#2: Stop Unfairly Subsidizing Chinese Industries
Aside from cyber attacks targeting the proprietary software and trade secrets of U.S. companies, there’s another way the Chinese government unfairly turns the tables in their favor: by subsidizing Chinese industries.
Chinese steel and aluminum industries are the big two that come to mind here.
For years the Chinese government has thrown billions of dollars at Chinese metal producers in the form of free or low-cost loans, artificially cheap raw materials, and support for R&D and technology acquisitions.
This has allowed them to operate at a loss while dumping massive amounts of cheap metal onto the global market to gain market share.
And it’s worked out in their favor…
Since 2000, China has gone from producing just 16% of the world’s steel to now producing more than 50%.3
And it’s not just the metals market that is being impacted by these subsidies.
Chinese paper companies, chip makers, auto companies, solar panel manufacturers, airlines, electronics manufacturers, you name it, receive subsidies in one form or another from the communist government, which allows them to produce goods and services at artificially low prices.
Couple these subsidies with China’s cheap cost of labor, and it’s no wonder why U.S. manufacturers can’t compete anymore!
#3: Stop Manipulating the Chinese Yuan
We’ve already talked about two ways that the Chinese unfairly turn the tables in their favor on the company and industry level. Now let’s talk about how the government can benefit the entire Chinese economy in one fell swoop: by devaluing their currency.
Here at The Daily Edge, we’ve talked about the benefits of a weaker dollar for U.S.-based companies that sell goods abroad.
A weaker dollar makes U.S. products more attractive to international buyers because it takes less (let’s say) euros to buy the same amount of goods in dollars.
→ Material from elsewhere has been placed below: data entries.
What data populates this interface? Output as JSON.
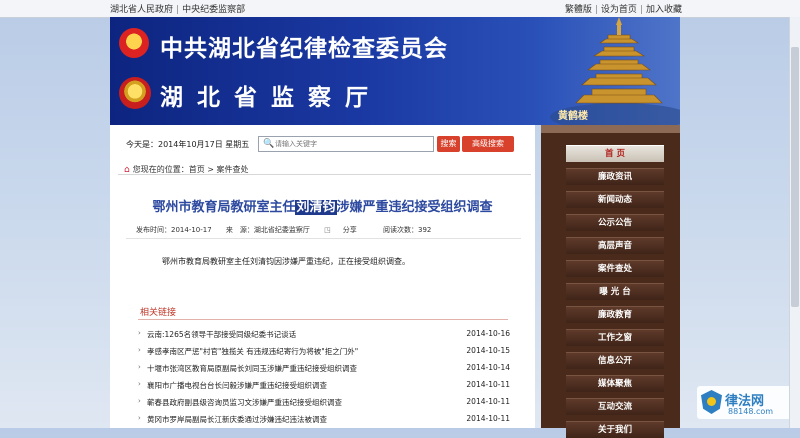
{
  "topbar": {
    "left_links": [
      "湖北省人民政府",
      "中央纪委监察部"
    ],
    "right_links": [
      "繁體版",
      "设为首页",
      "加入收藏"
    ]
  },
  "banner": {
    "title1": "中共湖北省纪律检查委员会",
    "title2": "湖北省监察厅",
    "tower_label": "黄鹤楼"
  },
  "header": {
    "date_text": "今天是：2014年10月17日 星期五",
    "search_placeholder": "请输入关键字",
    "search_button": "搜索",
    "advanced_search_button": "高级搜索"
  },
  "breadcrumb": {
    "prefix": "您现在的位置：",
    "items": [
      "首页",
      "案件查处"
    ],
    "separator": ">"
  },
  "article": {
    "title_before": "鄂州市教育局教研室主任",
    "title_highlight": "刘清钧",
    "title_after": "涉嫌严重违纪接受组织调查",
    "publish_time": "发布时间：2014-10-17",
    "source": "来　源：湖北省纪委监察厅",
    "share_label": "分享",
    "read_count": "阅读次数：392",
    "body": "鄂州市教育局教研室主任刘清钧因涉嫌严重违纪，正在接受组织调查。"
  },
  "related": {
    "title": "相关链接",
    "items": [
      {
        "title": "云南:1265名领导干部接受同级纪委书记谈话",
        "date": "2014-10-16"
      },
      {
        "title": "孝感孝南区严惩\"村官\"独揽关 有违规违纪寄行为将被\"拒之门外\"",
        "date": "2014-10-15"
      },
      {
        "title": "十堰市张湾区教育局原副局长刘同玉涉嫌严重违纪接受组织调查",
        "date": "2014-10-14"
      },
      {
        "title": "襄阳市广播电视台台长闫毅涉嫌严重违纪接受组织调查",
        "date": "2014-10-11"
      },
      {
        "title": "蕲春县政府副县级咨询员监习文涉嫌严重违纪接受组织调查",
        "date": "2014-10-11"
      },
      {
        "title": "黄冈市罗岸局副局长江新庆委通过涉嫌违纪违法被调查",
        "date": "2014-10-11"
      }
    ]
  },
  "sidenav": {
    "items": [
      "首 页",
      "廉政资讯",
      "新闻动态",
      "公示公告",
      "高层声音",
      "案件查处",
      "曝 光 台",
      "廉政教育",
      "工作之窗",
      "信息公开",
      "媒体聚焦",
      "互动交流",
      "关于我们"
    ]
  },
  "watermark": {
    "name": "律法网",
    "url": "88148.com"
  }
}
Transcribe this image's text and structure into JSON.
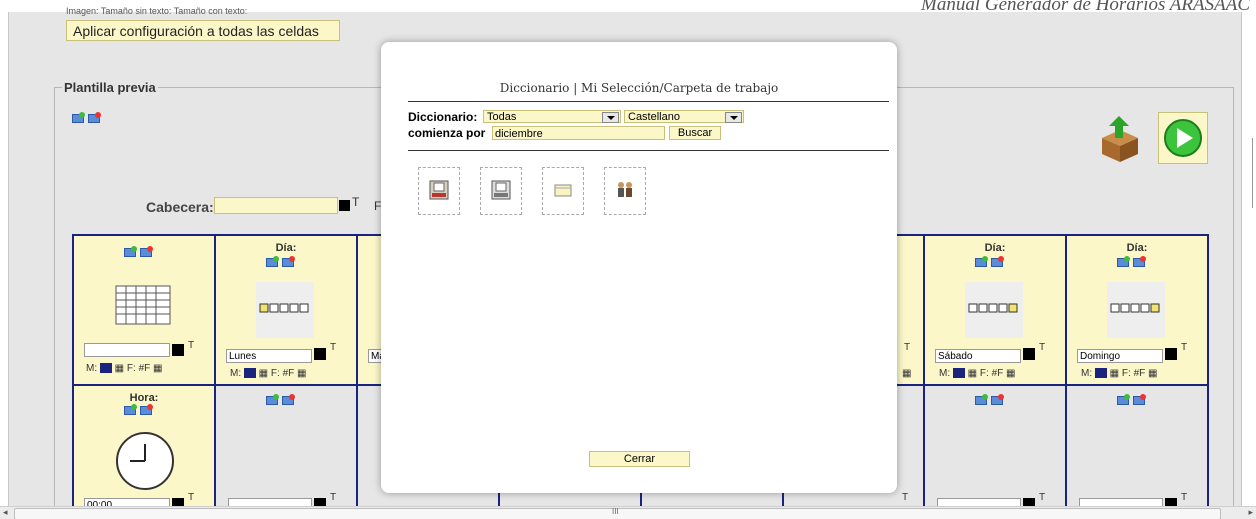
{
  "document": {
    "header_title": "Manual Generador de Horarios ARASAAC",
    "clipped_text": "Imagen: Tamaño sin texto:   Tamaño con texto:"
  },
  "config": {
    "apply_button": "Aplicar configuración a todas las celdas"
  },
  "template": {
    "legend": "Plantilla previa",
    "header_label": "Cabecera:",
    "header_input_value": "",
    "header_f_label": "F"
  },
  "grid": {
    "day_label": "Día:",
    "hour_label": "Hora:",
    "days": [
      "Lunes",
      "Ma",
      "Sábado",
      "Domingo"
    ],
    "m_label": "M:",
    "f_label": "F:",
    "hashf": "#F",
    "time_value": "00:00"
  },
  "modal": {
    "title": "Diccionario | Mi Selección/Carpeta de trabajo",
    "dictionary_label": "Diccionario:",
    "dictionary_value": "Todas",
    "language_value": "Castellano",
    "starts_with_label": "comienza por",
    "search_value": "diciembre",
    "search_button": "Buscar",
    "results": [
      "calendar-icon",
      "calendar-page-icon",
      "envelope-icon",
      "people-icon"
    ],
    "close_button": "Cerrar"
  },
  "scrollbar": {
    "grip": "III"
  },
  "colors": {
    "field_bg": "#fbf7c9",
    "grid_border": "#1a237e",
    "page_bg": "#e6e6e6"
  }
}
The same goes for the Chinese yuan…
The weaker the yuan, the more attractive Chinese goods become to foreign buyers. That’s because they can now buy the same amount of goods for less of whatever base currency they’re using.
Now, the value of the U.S. dollar is determined by supply and demand. But the Chinese yuan, on the other hand, is subject to constant manipulation by the Chinese government in order to make Chinese goods more competitive globally.
The Chinese have a long history of manipulating their currency. And if you think back, you’ll remember that “labeling China a currency manipulator” was a big topic of discussion around the 2016 election.
Fast forward to today, and China last devalued their currency in April, and I bet they won’t think twice to act again if tariffs keep slowing their economy.
#4: Crack Down on Fentanyl Shipments to the U.S.
This is probably the easiest to solve as it doesn’t run the risk of crippling China’s artificially-inflated economy.
Fentanyl is a cheap, opioid painkiller 50 times more potent than heroin. And it’s rising in popularity in America. Whereas a full day’s worth of heroin could cost hundreds of dollars to the average user, a day’s worth of fentanyl can cost less than $20.4
Last year alone, Customs and Border Protection agents intercepted 985 kilos of fentanyl being smuggled into our country — enough to make nearly 500 million pills.
U.S. officials have labeled China as the main source of illicit fentanyl, and proof of this isn’t hard to find.
However, the Chinese government continues to reject the idea that China has played any role in America’s fentanyl crisis. Chinese officials have claimed that the United States’ problem is “liberalism,” because “some people link drug consumption with freedom, individuality and liberation.”
Fortunately, this viewpoint isn’t flying with the Trump Administration.
Fentanyl is a growing problem in our nation and Trump wants action.
And like all the points listed above, Trump doesn’t want just a verbal agreement that will allow China to get off the hook without taking action.
Trump wants verifiable change that will level the economic playing field between our two countries and stop cheap opioids from being dumped onto our shores.
Until this happens, I do not foresee a final deal getting signed anytime soon.